(Source records)
[Start of section]

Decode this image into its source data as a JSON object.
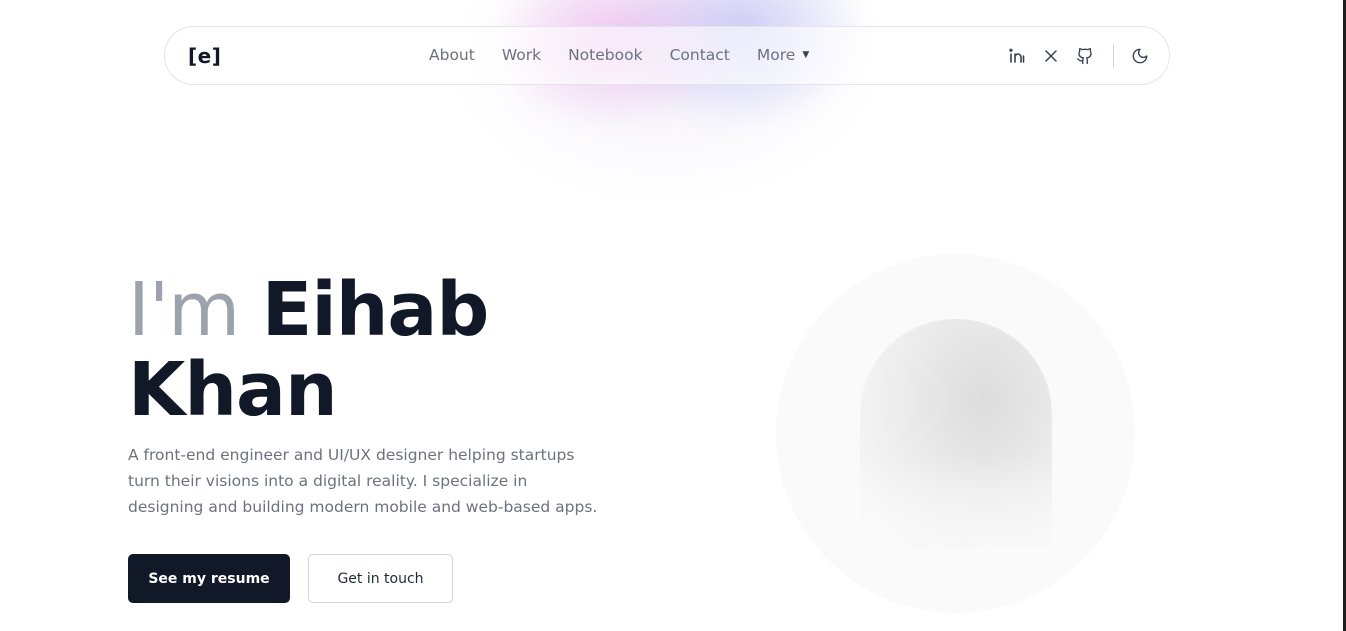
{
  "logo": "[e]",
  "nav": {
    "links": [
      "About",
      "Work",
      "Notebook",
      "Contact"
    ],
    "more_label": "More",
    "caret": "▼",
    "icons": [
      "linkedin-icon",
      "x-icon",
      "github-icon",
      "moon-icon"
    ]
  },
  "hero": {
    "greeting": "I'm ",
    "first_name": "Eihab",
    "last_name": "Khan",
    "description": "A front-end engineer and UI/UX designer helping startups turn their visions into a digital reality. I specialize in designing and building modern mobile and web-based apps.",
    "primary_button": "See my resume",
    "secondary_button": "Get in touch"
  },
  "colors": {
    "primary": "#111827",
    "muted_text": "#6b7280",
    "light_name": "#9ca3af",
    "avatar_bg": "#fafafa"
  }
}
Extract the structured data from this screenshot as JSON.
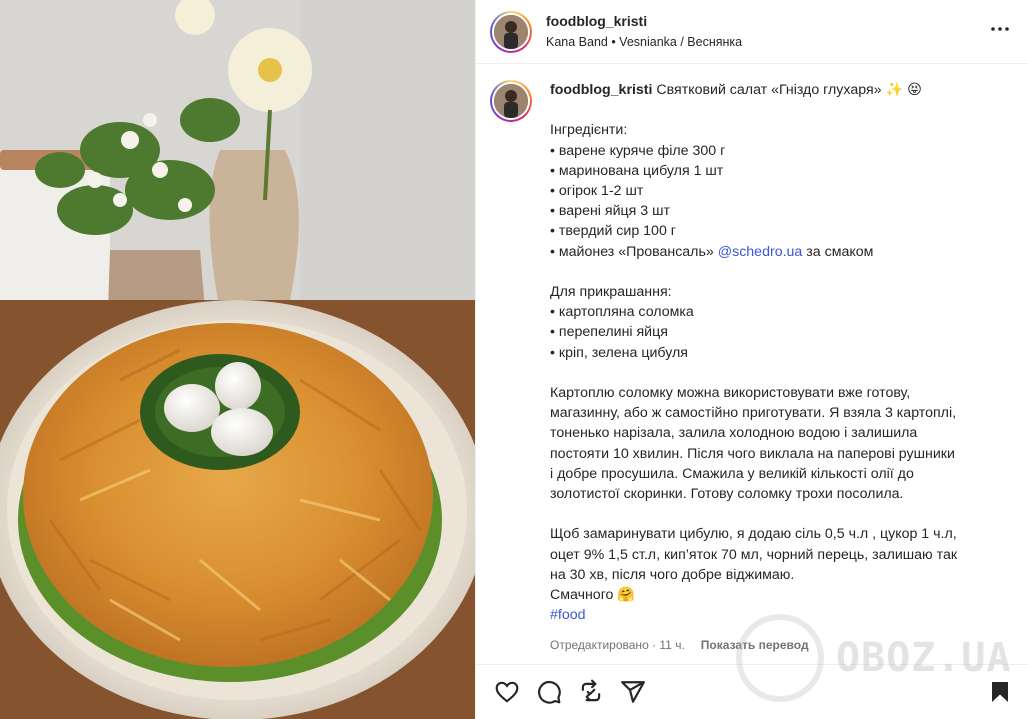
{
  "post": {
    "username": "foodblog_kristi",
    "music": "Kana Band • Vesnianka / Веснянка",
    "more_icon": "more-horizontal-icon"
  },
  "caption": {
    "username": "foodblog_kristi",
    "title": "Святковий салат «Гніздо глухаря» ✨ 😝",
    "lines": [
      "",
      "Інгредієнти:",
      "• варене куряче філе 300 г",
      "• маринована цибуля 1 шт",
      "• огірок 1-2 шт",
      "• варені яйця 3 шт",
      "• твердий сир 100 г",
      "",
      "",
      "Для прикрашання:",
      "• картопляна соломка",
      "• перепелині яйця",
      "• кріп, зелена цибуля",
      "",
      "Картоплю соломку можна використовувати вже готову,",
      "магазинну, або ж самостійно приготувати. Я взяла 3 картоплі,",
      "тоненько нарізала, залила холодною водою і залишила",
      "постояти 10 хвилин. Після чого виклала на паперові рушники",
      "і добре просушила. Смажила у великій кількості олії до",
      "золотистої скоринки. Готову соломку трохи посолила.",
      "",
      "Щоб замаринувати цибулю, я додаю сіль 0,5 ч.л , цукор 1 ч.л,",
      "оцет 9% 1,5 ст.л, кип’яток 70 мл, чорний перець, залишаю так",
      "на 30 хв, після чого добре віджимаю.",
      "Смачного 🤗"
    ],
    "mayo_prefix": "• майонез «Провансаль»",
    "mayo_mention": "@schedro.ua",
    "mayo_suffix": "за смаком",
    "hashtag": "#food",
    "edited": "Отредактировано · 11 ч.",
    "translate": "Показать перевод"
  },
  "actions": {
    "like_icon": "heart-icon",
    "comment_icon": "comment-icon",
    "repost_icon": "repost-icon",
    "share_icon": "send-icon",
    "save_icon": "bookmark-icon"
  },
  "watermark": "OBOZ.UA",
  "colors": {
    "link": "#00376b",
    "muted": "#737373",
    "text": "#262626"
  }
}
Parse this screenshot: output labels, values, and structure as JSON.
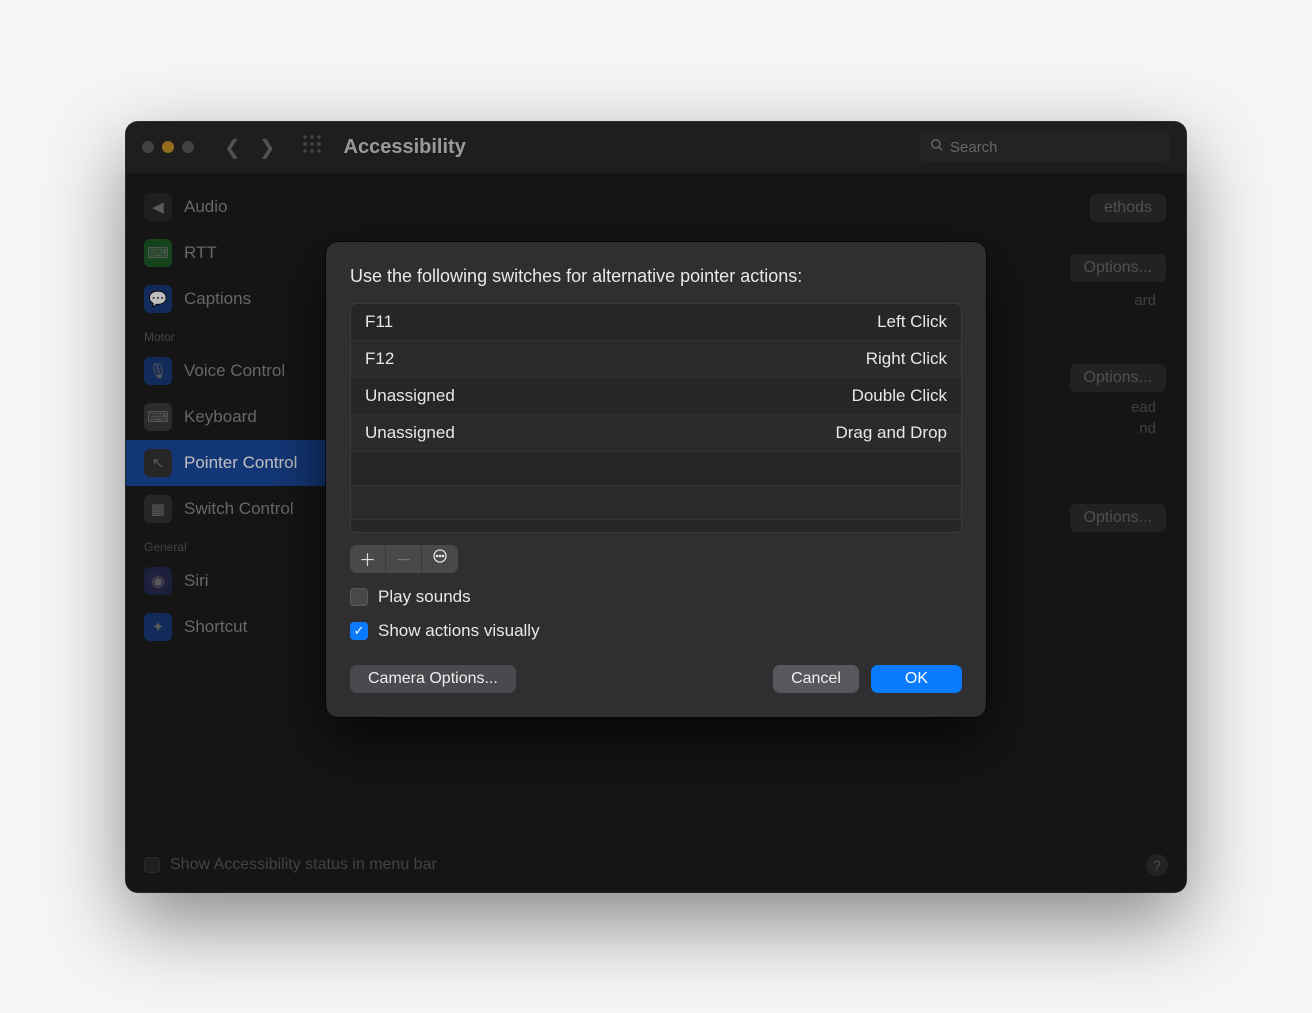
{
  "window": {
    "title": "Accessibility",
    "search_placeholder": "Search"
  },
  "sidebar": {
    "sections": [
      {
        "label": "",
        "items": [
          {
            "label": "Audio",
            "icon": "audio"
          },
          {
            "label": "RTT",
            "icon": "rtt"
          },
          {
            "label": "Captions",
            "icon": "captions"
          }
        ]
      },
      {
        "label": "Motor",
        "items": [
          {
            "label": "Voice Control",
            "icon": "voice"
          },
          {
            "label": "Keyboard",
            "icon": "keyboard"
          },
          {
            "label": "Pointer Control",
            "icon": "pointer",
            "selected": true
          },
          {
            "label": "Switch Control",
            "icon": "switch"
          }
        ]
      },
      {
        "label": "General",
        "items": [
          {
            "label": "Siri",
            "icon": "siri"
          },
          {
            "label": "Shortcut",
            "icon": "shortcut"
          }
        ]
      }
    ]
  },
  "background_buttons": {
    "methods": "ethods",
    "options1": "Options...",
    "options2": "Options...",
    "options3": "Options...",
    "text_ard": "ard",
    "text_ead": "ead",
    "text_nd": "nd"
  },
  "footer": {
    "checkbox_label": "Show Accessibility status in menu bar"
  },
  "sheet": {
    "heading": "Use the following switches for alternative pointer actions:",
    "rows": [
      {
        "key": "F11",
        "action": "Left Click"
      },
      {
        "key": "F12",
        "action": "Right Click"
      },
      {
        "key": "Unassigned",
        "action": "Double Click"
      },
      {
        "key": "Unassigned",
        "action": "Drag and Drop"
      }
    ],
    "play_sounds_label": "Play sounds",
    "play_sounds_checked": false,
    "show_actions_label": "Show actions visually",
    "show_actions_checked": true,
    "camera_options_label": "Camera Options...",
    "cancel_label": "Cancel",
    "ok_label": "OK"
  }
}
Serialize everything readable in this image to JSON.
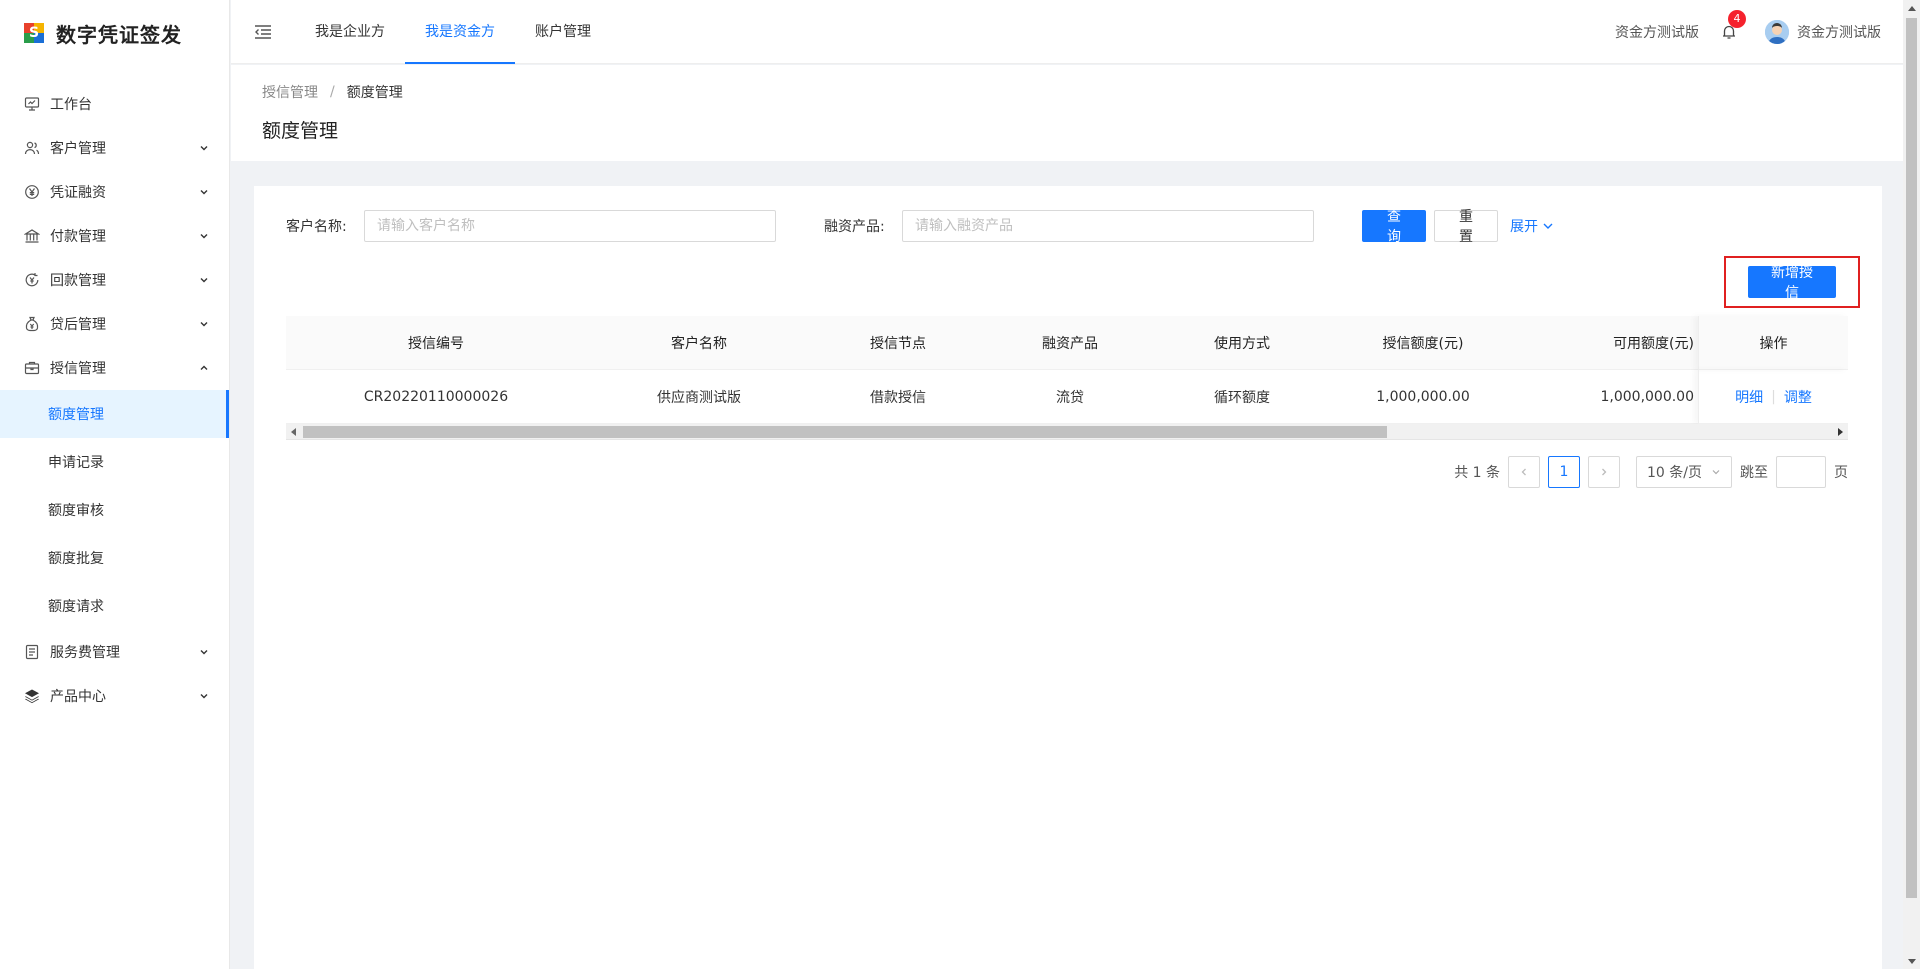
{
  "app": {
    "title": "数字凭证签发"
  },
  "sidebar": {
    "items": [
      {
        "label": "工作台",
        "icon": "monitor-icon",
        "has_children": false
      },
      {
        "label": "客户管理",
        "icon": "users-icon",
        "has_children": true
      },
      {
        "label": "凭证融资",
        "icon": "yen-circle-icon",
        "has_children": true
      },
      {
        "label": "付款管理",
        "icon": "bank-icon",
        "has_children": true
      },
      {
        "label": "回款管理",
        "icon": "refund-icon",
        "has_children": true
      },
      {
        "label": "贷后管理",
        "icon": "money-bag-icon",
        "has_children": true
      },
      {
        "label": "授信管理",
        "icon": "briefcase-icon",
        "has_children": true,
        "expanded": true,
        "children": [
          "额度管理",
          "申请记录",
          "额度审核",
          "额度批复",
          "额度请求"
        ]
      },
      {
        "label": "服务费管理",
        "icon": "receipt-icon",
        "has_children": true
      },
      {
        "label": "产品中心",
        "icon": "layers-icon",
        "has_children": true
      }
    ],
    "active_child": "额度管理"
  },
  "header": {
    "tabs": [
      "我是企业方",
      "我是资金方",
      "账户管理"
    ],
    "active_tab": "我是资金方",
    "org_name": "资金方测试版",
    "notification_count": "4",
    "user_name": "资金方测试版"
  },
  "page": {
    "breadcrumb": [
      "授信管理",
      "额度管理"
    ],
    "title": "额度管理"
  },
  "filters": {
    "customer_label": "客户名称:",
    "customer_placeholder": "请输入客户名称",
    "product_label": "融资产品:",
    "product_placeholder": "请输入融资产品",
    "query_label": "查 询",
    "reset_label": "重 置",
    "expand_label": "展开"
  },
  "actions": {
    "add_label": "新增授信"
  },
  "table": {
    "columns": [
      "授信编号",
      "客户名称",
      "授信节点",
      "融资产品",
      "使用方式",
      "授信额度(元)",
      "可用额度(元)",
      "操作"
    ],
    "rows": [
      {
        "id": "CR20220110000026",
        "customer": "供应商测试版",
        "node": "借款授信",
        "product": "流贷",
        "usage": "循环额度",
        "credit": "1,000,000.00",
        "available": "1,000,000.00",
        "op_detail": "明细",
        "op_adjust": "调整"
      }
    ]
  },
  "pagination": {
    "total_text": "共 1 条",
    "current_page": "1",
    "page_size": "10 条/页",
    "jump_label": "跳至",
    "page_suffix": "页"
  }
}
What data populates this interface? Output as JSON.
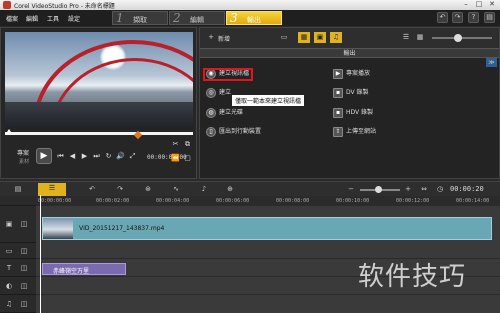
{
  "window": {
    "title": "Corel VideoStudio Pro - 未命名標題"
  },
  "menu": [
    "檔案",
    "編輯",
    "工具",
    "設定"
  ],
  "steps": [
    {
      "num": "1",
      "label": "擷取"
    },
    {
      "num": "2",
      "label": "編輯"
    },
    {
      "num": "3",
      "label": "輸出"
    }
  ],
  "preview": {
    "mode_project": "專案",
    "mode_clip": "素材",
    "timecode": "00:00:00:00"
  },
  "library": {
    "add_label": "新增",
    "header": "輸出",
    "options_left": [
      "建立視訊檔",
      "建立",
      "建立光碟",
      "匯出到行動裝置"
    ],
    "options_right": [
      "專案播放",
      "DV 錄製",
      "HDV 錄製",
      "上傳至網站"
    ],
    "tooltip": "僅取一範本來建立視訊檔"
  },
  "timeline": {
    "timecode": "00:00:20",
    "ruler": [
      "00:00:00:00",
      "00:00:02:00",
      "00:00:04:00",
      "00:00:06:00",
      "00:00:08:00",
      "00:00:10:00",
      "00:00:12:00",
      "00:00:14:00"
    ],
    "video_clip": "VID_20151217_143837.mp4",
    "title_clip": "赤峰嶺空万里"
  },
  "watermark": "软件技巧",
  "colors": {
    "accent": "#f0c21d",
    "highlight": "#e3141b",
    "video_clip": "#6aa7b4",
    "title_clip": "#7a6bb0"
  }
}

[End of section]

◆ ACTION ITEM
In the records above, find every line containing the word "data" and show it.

◆ SOLVED PROBLEM
Decode this image into its source data as a JSON object.
Extract the structured data from this screenshot as JSON.
What data populates this interface? Output as JSON.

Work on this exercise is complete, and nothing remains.